Herbert Raberaba was a superb artist of classical Hermannsburg School style paintings from the mid-1950s through the 1960s and into the late 1970s. Herbert exuberantly portrayed an exciting country that is dramatic and yet delicate. The ghost gums often appear to be animate bystanders, not merely aesthetic devices to frame a scene.
He became a master painter of the Hermannsburg School in the 1950s when his paintings became the classical means to celebrate his country.

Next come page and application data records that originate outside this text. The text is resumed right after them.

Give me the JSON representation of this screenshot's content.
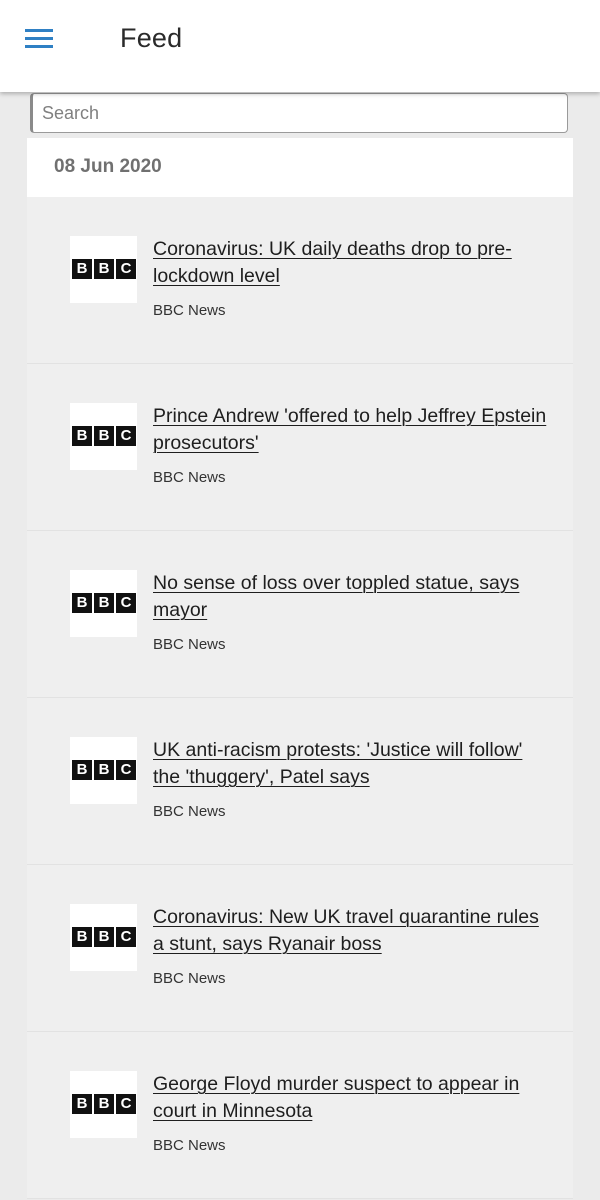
{
  "app_bar": {
    "title": "Feed",
    "menu_icon": "hamburger-menu-icon",
    "accent_color": "#2f80c4"
  },
  "search": {
    "placeholder": "Search",
    "value": ""
  },
  "feed": {
    "date": "08 Jun 2020",
    "items": [
      {
        "title": "Coronavirus: UK daily deaths drop to pre-lockdown level",
        "source": "BBC News",
        "logo": "bbc-logo",
        "logo_letters": [
          "B",
          "B",
          "C"
        ]
      },
      {
        "title": "Prince Andrew 'offered to help Jeffrey Epstein prosecutors'",
        "source": "BBC News",
        "logo": "bbc-logo",
        "logo_letters": [
          "B",
          "B",
          "C"
        ]
      },
      {
        "title": "No sense of loss over toppled statue, says mayor",
        "source": "BBC News",
        "logo": "bbc-logo",
        "logo_letters": [
          "B",
          "B",
          "C"
        ]
      },
      {
        "title": "UK anti-racism protests: 'Justice will follow' the 'thuggery', Patel says",
        "source": "BBC News",
        "logo": "bbc-logo",
        "logo_letters": [
          "B",
          "B",
          "C"
        ]
      },
      {
        "title": "Coronavirus: New UK travel quarantine rules a stunt, says Ryanair boss",
        "source": "BBC News",
        "logo": "bbc-logo",
        "logo_letters": [
          "B",
          "B",
          "C"
        ]
      },
      {
        "title": "George Floyd murder suspect to appear in court in Minnesota",
        "source": "BBC News",
        "logo": "bbc-logo",
        "logo_letters": [
          "B",
          "B",
          "C"
        ]
      }
    ]
  }
}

He consolidated his leadership in the 1960s, when he cleverly adapted traditional design devices to intensify the excitement – but in a way consistent with mainstream market expectations of the Hermannsburg School.
Herbert was fully engaged with an energetic and fresh mind. His paintings built on Albert’s style substantially.
Herbert probably started to paint around 1952, aged about 33 years. He participated in an exhibition at Tmara Mara Gallery in Alice Springs in 1952. His older brother, Henoch Raberaba, started to paint seriously in 1947. Henoch was six years older than Herbert. Herbert was Western Arrernte, Subsection Penangke.
Herbert Raberaba and his brother Henoch were the sons of Alkngantjika Raberaba and Anna, second child of an important ancestor Ratara (3.7.7, p 33). The Raberaba family is quite small but it is important, due to its close ties to the Ratara family through their mother Anna. The Raberaba family were traditional owners of The Roulbmaulbma or Ellery Creek estate [Report of Palm Valley Land Claim No. 48, Aboriginal Land Rights (Northern Territory) Act 1976, Justice Peter R.A. Gray, 13.8.1999, p 137]. Ellery Creek is east of the town of Hermannsburg. Herbert married Arfa, an Arrernte woman, born 1926. In 1957 they had children, including future artist, Brendan. (R/W 1957)
Henoch and Herbert painted over a wide range of locations, but some included their family’s Ellery Creek area, east of Hermannsburg.
The author’s earliest painting with a definite date is from 1954 and it is confidently painted, suggesting that he had been painting for at least one year. The artist is represented in the Flinders University Art Museum, National Gallery of Australia, and ARALUEN collections.
Herbert’s hill bases were less rigidly composed of parallels than Henoch’s, but the bases flared out with little emphasis on lateral parallels like some other painters. Herbert’s landscapes were very descriptive and schematic infill was at a minimum.